You’ve got two events to promote, an upcoming sale on six-pack annuals and a company blog or website that needs updating. The employee who does your Facebook posts wants to highlight the nursery stock and a request has come in from a regional magazine for photos that feature roses. Suddenly, you find yourself wondering if you work at a garden center or a stock photo service.
These days, the answer is both. To be in business in the 21st century requires an ever-growing steady stream of photographs. It’s a digital, visual world and whether you’re writing your newsletter, promoting your store through social media or supplying images for event listings, you need pictures.
Faced with this ever-growing need for images, many businesses turn to commercial stock photo sources. These can temporarily fill this need, but even with a free service, the use of such images comes at a cost. When you use stock photography, your promotions and communications are generic. Stock photography can make you look just like everyone else and the opportunity to market your store, your region and your brand is lost.
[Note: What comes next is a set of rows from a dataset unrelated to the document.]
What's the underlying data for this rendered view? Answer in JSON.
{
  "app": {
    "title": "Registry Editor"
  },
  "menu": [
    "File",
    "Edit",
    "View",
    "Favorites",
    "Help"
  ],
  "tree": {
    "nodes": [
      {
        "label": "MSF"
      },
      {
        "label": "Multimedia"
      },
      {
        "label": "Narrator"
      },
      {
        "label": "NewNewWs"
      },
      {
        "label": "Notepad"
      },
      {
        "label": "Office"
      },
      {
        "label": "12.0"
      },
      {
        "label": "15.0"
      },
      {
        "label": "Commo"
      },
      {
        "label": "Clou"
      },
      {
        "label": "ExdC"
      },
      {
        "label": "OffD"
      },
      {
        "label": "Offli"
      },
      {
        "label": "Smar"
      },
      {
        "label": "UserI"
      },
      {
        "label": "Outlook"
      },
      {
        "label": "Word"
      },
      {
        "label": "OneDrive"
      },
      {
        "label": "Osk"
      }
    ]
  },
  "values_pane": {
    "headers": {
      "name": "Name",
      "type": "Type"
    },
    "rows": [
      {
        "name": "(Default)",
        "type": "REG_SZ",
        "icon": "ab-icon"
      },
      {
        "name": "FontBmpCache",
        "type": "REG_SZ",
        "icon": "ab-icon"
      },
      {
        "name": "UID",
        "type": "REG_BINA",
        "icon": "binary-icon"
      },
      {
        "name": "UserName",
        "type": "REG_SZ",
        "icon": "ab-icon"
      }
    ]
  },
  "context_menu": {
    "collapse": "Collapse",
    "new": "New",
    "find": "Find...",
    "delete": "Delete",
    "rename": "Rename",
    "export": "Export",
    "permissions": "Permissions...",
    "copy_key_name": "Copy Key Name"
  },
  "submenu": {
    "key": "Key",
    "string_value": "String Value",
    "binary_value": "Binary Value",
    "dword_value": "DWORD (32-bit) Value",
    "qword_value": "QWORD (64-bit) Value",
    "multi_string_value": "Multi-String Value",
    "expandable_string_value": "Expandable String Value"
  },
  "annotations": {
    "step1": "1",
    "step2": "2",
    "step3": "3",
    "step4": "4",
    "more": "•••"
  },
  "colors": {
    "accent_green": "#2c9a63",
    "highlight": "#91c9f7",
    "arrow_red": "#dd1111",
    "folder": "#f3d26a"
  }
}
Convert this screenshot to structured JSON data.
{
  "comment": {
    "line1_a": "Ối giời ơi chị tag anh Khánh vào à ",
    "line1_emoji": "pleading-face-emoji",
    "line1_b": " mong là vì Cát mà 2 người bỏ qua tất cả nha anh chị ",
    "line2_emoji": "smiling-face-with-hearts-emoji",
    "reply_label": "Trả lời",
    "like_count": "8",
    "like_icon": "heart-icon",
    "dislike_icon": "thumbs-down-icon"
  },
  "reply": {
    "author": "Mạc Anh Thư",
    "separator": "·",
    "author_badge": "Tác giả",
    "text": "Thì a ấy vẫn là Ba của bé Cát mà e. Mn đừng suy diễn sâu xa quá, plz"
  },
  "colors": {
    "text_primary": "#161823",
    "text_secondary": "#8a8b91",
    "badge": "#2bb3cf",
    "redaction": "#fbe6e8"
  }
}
It’s far better to jump off the commercial photography bland wagon and start creating your own photo library. Pictures of your events, plants that thrive in your region and portraits of your company’s staff will tell the true story of your garden center in a way customers can relate to.
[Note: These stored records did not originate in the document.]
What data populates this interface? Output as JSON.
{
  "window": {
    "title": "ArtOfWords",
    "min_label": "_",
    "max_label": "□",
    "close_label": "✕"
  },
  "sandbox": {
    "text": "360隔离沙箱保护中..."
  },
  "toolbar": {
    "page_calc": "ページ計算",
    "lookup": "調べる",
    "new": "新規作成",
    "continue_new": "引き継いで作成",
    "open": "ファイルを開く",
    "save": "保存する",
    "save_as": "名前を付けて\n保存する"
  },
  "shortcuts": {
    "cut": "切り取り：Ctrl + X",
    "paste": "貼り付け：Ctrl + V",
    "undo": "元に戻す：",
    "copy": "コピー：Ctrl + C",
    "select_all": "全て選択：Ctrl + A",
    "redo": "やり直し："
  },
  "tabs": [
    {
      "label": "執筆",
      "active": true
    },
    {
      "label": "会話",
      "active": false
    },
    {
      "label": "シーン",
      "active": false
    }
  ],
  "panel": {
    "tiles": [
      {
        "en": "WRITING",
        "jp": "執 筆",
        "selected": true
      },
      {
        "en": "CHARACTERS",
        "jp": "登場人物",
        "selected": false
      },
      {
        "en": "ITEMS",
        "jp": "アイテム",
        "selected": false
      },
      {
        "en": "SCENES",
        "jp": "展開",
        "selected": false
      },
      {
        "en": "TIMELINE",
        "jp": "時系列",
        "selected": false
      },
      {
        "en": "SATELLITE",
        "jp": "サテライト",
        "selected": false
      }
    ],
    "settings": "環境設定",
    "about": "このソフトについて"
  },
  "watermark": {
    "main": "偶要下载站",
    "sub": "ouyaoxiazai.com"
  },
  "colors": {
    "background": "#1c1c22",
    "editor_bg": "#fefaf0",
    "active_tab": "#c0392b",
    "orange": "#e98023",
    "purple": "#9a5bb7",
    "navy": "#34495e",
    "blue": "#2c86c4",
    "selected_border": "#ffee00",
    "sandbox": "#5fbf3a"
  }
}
Charge specific employees with taking a few photos every week. The cameras on smart phones keep getting better and better, so many staff members might be able to contribute. Have them take pictures of your stock, attractive displays and happy employees. Be sure that they have the resolution settings on their phones set as high as possible so that the pictures can be used for print if needed.
Create images that promote your events by assembling plants or products that relate to the topic. For example, a talk on pruning can be illustrated with a pair of pruners and a branch from a plant that’s popular in your region.
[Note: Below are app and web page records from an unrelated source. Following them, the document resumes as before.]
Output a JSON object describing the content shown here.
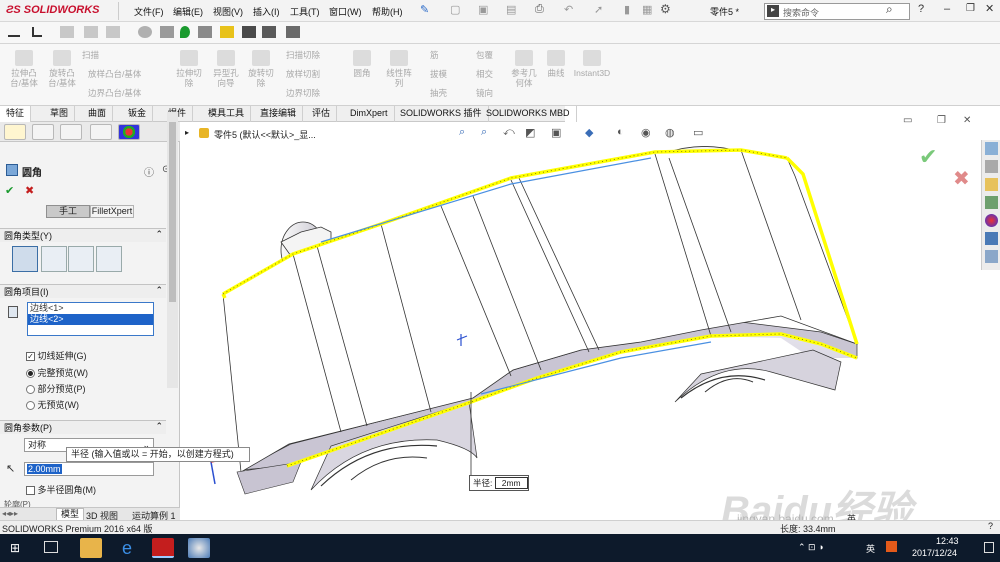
{
  "app": {
    "brand": "SOLIDWORKS",
    "doc_name": "零件5 *"
  },
  "menu": [
    "文件(F)",
    "编辑(E)",
    "视图(V)",
    "插入(I)",
    "工具(T)",
    "窗口(W)",
    "帮助(H)"
  ],
  "search": {
    "placeholder": "搜索命令"
  },
  "ribbon": {
    "groups": [
      {
        "label": "拉伸凸\n台/基体"
      },
      {
        "label": "旋转凸\n台/基体"
      },
      {
        "label": "扫描"
      },
      {
        "label": "放样凸台/基体"
      },
      {
        "label": "边界凸台/基体"
      },
      {
        "label": "拉伸切\n除"
      },
      {
        "label": "异型孔\n向导"
      },
      {
        "label": "旋转切\n除"
      },
      {
        "label": "扫描切除"
      },
      {
        "label": "放样切割"
      },
      {
        "label": "边界切除"
      },
      {
        "label": "圆角"
      },
      {
        "label": "线性阵\n列"
      },
      {
        "label": "筋"
      },
      {
        "label": "拔模"
      },
      {
        "label": "抽壳"
      },
      {
        "label": "包覆"
      },
      {
        "label": "相交"
      },
      {
        "label": "镜向"
      },
      {
        "label": "参考几\n何体"
      },
      {
        "label": "曲线"
      },
      {
        "label": "Instant3D"
      }
    ]
  },
  "tabs": [
    "特征",
    "草图",
    "曲面",
    "钣金",
    "焊件",
    "模具工具",
    "直接编辑",
    "评估",
    "DimXpert",
    "SOLIDWORKS 插件",
    "SOLIDWORKS MBD"
  ],
  "tree": {
    "label": "零件5 (默认<<默认>_显..."
  },
  "propertymanager": {
    "title": "圆角",
    "mode_manual": "手工",
    "mode_filletxpert": "FilletXpert",
    "fillet_type": {
      "title": "圆角类型(Y)"
    },
    "fillet_items": {
      "title": "圆角项目(I)",
      "edges": [
        "边线<1>",
        "边线<2>"
      ]
    },
    "tangent_propagation": "切线延伸(G)",
    "full_preview": "完整预览(W)",
    "partial_preview": "部分预览(P)",
    "no_preview": "无预览(W)",
    "fillet_params": {
      "title": "圆角参数(P)",
      "method": "对称",
      "radius": "2.00mm"
    },
    "multi_radius": "多半径圆角(M)",
    "profile": "轮廓(P)"
  },
  "tooltip": "半径 (输入值或以 = 开始，以创建方程式)",
  "callout": {
    "label": "半径:",
    "value": "2mm"
  },
  "bottom_tabs": [
    "模型",
    "3D 视图",
    "运动算例 1"
  ],
  "status": {
    "left": "SOLIDWORKS Premium 2016 x64 版",
    "right": "长度: 33.4mm"
  },
  "taskbar": {
    "time": "12:43",
    "date": "2017/12/24",
    "lang": "英"
  },
  "watermark": {
    "text": "Baidu经验",
    "url": "jingyan.baidu.com"
  },
  "colors": {
    "brand": "#c8102e",
    "selection": "#ffff00",
    "taskbar": "#0d1a2b"
  }
}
A white foam core presentation board from an office supply store will provide an easy and inexpensive blank background for close-ups of products and projects. White poster board or another sheet of foam core can be used as a base to surround the entire object with a plain backdrop.
Take your time
A business photo library needs a variety of images, and it might be worthwhile to have the employees who will be building your bank of pictures take a short class on photography basics. Consider having a professional photographer come in for an hour before the store opens to give your staff a few tips.In general, instruct people not to rush when taking pictures. A shot that’s out of focus, has an overly busy background or is poorly framed won’t be of much use.
Store and organize
The easiest way to keep photos is with online picture storage. Several people can upload images as they are taken. Be sure to find a storage service that will keep your pictures at their full resolution instead of compressing them. It should offer you enough storage so that you can keep images for 10 years or more, and they should be easy to find and organize. Popular sites such as Flickr, 500px, and SmugMug are free for a certain number of photos but require payment for larger libraries.
Photos can also be kept on a store computer, but these should be regularly backed up onto a hard drive. Many decide to use a combination of computer, hard drive and “in the cloud” storage. If your photos are placed into named folders when they are uploaded for storage it will make them easier to find later. For example, create separate folders for events, projects, popular plants, gardens, products and employees.
Finally, make sure that hard drive backups are clearly labeled and that any online storage passwords are kept where those who might need access images can easily find them.